These concerns are not new to parenting. But for the Boomers, the first generation of parents who are predominately college-educated and who have created a few decades of exceptional achievement, these parenting concerns are pandemic. Remember that parents tend to want their children’s lives to be better than their own. But that becomes more difficult to do with each succeeding generation. Not surprisingly, for such an educated group, there is a special obsession with college and grades. Often the reason for pushing children into extracurricular activities is to build their resume for their college applications.
There is a pervasive myth that the better the college, the better the life outcomes.
These parental anxieties, about personal goals and children’s goals, are transmitted in many ways to the children who, in turn, have become an increasingly stressed out generation. Although there’s no formal data to confirm this, the impression of those who work with children is that the levels of anxiety and depression have increased significantly. The sad thing is that much of this is unnecessary. The problem is that parents have their stated values correct but their behaviors misplaced.
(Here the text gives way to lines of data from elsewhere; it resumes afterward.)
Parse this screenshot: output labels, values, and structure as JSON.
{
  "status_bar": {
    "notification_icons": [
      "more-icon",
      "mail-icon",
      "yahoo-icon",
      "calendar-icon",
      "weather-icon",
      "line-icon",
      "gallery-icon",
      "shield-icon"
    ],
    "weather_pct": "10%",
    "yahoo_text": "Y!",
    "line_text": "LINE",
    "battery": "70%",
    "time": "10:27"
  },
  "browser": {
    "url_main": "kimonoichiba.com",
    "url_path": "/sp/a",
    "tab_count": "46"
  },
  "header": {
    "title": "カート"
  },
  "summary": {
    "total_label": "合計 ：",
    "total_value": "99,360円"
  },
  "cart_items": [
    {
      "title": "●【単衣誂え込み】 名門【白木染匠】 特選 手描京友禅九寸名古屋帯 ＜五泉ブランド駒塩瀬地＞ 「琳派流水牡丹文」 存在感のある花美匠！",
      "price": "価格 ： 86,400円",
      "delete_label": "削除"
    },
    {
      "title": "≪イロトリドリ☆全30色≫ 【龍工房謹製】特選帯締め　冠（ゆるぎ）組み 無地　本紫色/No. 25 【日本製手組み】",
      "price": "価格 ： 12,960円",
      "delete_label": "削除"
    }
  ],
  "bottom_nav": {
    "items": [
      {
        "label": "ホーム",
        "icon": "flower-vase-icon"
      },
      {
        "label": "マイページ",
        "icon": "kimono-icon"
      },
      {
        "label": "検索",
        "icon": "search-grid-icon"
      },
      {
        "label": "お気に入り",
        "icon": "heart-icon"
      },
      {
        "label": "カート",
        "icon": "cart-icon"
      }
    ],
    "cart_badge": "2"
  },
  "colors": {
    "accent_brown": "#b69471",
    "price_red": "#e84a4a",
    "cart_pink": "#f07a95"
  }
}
Ask parents what is most important to them and virtually all will say, “Family.” But less and less time is being spent nurturing marital and parent-child relationships.
Research on the importance of secure attachments, i.e., intimate, trusting relationships, is clearly demonstrating that having such attachments is the core basis for a happy, healthy, and successful life. For example, we now have data that shows happily married couples are physically healthier and actually live longer. We also know that couples in high conflict have a significant negative impact on their children. In addition, we have strong data indicating that young children who have more secure attachments to their caretakers are less anxious and more independent. Yes, healthy dependence/intimacy gives young children (and adults) more confidence to be independent.
There is also a growing amount of research showing that the best inoculation against serious adolescent problems is a psychologically intimate relationship with at least one parent. Similarly, studies on resilience in children consistently point to the presence of a secure relationship with an adult figure as the key. For example, Israeli children who were least affected by the trauma of the SCUD bombing during the war with Iraq had the most secure parent-child relationships.
As we start another school year and parents everywhere gear up for challenges about grades, homework, athletic and artistic achievement – about creating “adult children” – the real challenge is to keep ones’ priorities straight. It’s the relationships that count the most. You can reduce your children’s stress significantly (and your own) by enjoying your children regardless of their level of achievement or how they compare to their peers. Don’t focus on how they are going to turn out because life is not linear and your children will take circular paths, not straight lines to their adult lives. Spend more time getting to know your child, and allowing her to get to know you. This means planning ways to be alone with your child and being prepared to give him your undivided attention when he reaches out to you. Doing this instead of making sure the homework is done and the room is clean will result in your being a more positive influence on your children’s lives and having less stressed out children.